The tried-and-true principles of good investing — diversify, pay attention to a company’s fundamentals and maintain a long-term strategy — aren’t necessarily good advice when approaching the 2004 equity market.
That’s according to Wendell Perkins, chief investment officer of Johnson Asset Management. He spoke Tuesday at the Phoenix Country Club.
As portfolio manager of the Johnson Family International Value Fund, the Johnson Family Large Cap Value fund and the Johnson Family Small Cap Value Fund, he has $700 million in assets under his management.
Johnson Asset Management is part of the Johnson family of businesses, which also includes the maker of household products like Pledge, Shout and Windex, and Johnson Bank.
It also is affiliated with Mayo Clinic in Scottsdale through the Samuel C. Johnson Research Building.
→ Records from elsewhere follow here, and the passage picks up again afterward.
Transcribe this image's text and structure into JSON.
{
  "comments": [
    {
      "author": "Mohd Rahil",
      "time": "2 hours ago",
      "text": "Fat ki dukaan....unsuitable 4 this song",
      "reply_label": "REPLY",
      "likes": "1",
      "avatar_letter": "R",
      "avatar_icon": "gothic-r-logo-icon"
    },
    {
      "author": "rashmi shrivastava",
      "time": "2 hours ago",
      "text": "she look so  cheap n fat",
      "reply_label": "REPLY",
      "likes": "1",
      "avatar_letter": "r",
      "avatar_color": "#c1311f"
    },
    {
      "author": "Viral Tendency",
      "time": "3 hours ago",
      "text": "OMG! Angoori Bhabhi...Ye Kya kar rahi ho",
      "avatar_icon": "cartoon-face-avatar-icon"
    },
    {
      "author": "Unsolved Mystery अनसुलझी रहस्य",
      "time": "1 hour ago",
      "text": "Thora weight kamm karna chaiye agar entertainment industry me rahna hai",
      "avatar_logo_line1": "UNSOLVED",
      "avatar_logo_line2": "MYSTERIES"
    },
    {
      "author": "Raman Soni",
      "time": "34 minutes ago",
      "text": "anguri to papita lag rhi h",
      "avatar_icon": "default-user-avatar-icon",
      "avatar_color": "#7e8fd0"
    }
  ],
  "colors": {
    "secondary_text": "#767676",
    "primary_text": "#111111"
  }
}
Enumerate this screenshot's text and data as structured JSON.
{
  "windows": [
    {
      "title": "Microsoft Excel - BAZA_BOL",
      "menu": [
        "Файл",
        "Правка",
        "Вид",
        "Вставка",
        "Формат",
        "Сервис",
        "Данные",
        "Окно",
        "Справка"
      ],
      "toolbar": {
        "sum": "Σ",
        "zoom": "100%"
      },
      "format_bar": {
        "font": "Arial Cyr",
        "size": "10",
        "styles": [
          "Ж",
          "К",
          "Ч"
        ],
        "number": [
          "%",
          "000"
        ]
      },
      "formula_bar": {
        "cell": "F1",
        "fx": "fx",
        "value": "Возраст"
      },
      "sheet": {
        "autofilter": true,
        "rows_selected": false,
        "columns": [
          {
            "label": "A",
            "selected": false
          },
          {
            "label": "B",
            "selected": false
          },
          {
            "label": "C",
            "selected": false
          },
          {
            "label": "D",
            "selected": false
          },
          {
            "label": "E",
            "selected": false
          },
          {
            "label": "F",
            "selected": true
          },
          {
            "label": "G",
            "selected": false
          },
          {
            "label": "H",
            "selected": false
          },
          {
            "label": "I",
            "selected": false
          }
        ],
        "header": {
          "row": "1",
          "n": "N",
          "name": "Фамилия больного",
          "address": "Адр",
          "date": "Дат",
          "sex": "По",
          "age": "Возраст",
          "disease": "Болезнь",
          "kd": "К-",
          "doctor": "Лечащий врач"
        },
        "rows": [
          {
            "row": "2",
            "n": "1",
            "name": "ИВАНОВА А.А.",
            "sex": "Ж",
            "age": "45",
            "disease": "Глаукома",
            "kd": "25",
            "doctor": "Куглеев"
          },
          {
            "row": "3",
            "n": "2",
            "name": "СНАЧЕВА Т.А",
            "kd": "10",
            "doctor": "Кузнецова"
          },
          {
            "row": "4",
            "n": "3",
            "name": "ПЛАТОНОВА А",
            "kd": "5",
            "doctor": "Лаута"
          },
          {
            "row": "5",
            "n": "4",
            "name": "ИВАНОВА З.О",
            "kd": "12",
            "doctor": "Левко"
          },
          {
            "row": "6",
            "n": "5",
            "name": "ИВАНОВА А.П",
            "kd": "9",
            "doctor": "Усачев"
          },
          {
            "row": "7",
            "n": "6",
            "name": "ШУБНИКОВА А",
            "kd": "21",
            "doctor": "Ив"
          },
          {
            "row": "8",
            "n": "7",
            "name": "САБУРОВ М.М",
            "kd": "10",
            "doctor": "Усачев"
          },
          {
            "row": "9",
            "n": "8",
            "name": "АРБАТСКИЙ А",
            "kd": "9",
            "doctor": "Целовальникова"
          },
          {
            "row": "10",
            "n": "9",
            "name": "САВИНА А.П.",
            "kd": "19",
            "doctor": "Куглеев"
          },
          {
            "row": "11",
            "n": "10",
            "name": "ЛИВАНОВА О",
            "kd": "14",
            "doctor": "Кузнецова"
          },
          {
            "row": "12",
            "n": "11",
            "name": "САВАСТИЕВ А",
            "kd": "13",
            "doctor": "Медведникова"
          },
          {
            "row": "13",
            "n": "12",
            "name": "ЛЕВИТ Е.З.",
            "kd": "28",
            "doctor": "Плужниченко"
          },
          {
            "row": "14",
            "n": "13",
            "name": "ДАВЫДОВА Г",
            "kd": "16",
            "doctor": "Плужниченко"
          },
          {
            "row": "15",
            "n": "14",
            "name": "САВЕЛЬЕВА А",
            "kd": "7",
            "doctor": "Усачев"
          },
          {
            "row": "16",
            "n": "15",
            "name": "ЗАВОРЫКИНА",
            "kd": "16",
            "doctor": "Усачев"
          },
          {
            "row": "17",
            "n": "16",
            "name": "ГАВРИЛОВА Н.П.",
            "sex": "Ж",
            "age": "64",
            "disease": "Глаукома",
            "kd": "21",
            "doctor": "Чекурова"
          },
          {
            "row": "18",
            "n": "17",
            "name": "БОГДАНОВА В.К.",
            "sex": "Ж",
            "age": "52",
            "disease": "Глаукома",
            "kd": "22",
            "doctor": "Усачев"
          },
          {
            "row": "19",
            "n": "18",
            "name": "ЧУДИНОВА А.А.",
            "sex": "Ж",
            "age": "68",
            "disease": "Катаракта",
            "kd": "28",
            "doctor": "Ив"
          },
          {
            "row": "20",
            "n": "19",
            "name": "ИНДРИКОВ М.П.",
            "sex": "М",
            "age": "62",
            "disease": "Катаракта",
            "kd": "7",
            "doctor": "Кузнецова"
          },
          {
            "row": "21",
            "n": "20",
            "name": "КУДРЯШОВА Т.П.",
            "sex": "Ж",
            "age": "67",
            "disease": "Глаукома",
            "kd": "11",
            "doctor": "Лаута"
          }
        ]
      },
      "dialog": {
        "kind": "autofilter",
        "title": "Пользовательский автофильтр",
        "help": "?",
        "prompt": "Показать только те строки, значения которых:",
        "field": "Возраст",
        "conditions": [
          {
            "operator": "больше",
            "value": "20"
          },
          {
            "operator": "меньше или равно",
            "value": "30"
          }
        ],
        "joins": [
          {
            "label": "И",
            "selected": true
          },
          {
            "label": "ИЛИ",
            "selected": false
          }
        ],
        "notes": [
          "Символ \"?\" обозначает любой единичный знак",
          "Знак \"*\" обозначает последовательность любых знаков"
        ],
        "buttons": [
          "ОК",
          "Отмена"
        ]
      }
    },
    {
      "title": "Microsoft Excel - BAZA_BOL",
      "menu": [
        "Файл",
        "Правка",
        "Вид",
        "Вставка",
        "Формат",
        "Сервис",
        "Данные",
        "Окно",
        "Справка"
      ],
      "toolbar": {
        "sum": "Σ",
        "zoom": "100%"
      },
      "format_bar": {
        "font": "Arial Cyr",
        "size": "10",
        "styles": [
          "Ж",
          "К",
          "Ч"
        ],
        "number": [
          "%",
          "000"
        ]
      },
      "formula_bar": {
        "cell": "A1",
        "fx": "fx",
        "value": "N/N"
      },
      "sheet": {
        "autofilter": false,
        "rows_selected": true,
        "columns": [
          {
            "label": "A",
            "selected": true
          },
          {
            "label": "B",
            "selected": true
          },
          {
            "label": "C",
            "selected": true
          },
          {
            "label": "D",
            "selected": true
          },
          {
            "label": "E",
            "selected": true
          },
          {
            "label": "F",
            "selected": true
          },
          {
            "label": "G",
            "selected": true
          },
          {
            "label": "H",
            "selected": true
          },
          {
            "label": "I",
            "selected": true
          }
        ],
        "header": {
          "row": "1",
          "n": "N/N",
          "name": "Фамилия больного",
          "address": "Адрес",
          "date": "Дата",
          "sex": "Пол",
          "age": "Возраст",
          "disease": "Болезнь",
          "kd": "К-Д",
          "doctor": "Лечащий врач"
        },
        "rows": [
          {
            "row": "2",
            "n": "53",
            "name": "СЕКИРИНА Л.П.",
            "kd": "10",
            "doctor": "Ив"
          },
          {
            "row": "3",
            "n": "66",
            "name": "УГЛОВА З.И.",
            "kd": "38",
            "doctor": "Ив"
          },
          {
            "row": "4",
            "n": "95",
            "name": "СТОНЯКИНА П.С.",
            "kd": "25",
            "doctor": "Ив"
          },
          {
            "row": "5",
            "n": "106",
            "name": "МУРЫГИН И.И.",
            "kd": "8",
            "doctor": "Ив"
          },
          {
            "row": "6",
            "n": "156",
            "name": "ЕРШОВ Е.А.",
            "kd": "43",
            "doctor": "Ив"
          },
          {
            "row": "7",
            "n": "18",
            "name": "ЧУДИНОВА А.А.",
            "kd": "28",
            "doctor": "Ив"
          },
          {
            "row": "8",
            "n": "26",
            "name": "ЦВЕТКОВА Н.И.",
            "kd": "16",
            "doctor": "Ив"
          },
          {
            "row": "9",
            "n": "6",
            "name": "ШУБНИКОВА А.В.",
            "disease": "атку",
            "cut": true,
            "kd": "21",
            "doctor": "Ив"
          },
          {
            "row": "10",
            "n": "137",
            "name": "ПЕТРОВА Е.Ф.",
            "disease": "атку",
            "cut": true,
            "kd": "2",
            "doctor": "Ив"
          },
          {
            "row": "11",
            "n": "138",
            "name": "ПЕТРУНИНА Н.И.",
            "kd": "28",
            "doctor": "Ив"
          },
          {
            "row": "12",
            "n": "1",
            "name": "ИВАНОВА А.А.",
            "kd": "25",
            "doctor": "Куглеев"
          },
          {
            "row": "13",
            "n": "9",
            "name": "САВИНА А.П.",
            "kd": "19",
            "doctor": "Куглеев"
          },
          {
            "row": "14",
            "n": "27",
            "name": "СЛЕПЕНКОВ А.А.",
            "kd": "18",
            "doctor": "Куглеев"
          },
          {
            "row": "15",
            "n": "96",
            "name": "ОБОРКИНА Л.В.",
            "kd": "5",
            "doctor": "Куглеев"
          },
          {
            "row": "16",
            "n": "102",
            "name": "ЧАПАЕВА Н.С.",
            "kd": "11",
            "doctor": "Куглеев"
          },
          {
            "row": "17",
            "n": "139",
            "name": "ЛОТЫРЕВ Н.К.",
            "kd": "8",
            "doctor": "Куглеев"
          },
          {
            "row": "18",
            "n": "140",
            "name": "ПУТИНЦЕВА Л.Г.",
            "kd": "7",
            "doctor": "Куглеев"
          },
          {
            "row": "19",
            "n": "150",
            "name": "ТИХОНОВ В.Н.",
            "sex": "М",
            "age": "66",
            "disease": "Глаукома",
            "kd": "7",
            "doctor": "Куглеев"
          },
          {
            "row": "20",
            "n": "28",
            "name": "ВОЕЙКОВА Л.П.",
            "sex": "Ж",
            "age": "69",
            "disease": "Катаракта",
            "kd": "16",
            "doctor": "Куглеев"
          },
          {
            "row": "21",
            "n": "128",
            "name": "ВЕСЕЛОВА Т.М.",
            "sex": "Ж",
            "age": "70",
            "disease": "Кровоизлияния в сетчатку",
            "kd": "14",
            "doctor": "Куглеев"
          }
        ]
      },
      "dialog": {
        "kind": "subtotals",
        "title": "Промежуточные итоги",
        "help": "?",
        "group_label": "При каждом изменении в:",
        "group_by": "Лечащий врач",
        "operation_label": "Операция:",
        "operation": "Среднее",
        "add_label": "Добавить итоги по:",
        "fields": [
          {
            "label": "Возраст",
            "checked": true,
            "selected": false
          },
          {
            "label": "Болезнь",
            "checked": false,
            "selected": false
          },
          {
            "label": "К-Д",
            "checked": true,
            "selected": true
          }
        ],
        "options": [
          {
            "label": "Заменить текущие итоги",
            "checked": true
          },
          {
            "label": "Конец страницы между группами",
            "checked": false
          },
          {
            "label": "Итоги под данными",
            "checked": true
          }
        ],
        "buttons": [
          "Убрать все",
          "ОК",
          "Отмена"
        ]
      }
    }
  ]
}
The Dow Jones industrial average may be back above 10,000 and investors’ confidence may be high, but the market remains a low-return environment, Perkins said.
While overall earnings growth is expected to reach 15 percent this year, and more companies are trying to disclose more information and are acting more conservatively, Perkins expects many factors will contribute to the market’s continued volatility this year, including:
• An overall market that is overpriced and relying too heavily on rapid growth.
• The prevalence of fickle investors.
• Uncertainty about the U.S. economic recovery, particularly in the second half of this year.
• Market speculation that could once again drive investors out of the market.
"If we’re in a low-return environment, then you’re in a situation where all of the common investment characteristics don’t pay off over time because valuations are too high, earnings growth isn’t strong enough and so you’re going to see those multiple contractions that are going to keep stock prices from doing very well," Perkins said.
That’s why it may be a good idea to look at alternatives to what’s traditionally considered smart investing, he said.
Last year, most quality stocks were outperformed by "junk," which calls into question the validity of relying on a company’s fundamentals in deciding whether to invest in it, Perkins said.